▸ Assigned task
Which of the lines below include the word "likes"? Pull each one out.
*** Begin section ***
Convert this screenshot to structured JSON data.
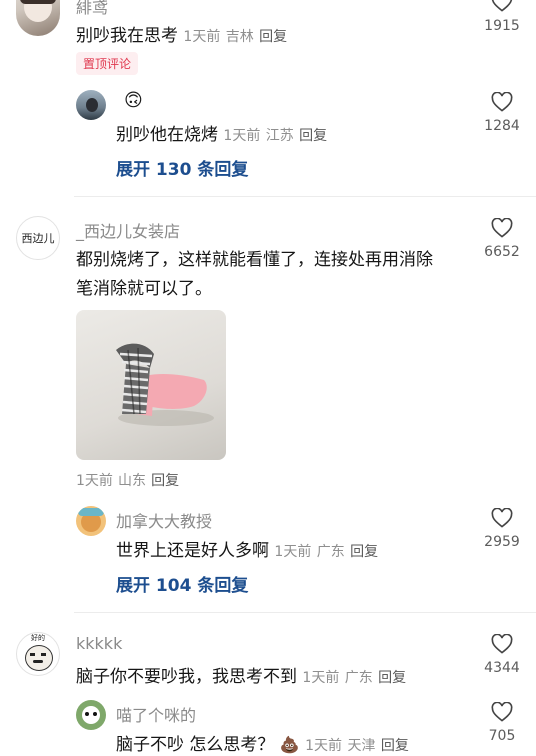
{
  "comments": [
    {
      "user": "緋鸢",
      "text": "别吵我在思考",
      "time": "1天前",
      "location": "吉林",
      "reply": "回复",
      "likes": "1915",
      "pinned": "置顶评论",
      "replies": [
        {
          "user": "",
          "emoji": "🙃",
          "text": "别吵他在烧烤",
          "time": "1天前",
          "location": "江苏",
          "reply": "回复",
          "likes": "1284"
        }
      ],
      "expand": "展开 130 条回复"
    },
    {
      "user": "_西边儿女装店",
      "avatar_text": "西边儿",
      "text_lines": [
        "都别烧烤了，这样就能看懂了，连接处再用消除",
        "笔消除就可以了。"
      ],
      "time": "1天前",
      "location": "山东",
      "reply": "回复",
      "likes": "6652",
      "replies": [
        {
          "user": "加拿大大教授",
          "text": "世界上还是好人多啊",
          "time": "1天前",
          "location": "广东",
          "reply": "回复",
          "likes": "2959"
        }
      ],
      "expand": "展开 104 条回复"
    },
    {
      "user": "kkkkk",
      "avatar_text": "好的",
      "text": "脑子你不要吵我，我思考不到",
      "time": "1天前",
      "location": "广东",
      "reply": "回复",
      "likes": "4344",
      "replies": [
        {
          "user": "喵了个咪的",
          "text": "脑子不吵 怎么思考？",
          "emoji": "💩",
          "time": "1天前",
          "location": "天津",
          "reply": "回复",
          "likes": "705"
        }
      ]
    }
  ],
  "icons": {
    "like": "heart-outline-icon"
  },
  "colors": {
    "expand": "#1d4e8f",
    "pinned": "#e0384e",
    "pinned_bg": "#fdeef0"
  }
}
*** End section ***
▸ Answer to this task
      "likes": "1915",
          "likes": "1284"
      "likes": "6652",
          "likes": "2959"
      "likes": "4344",
          "likes": "705"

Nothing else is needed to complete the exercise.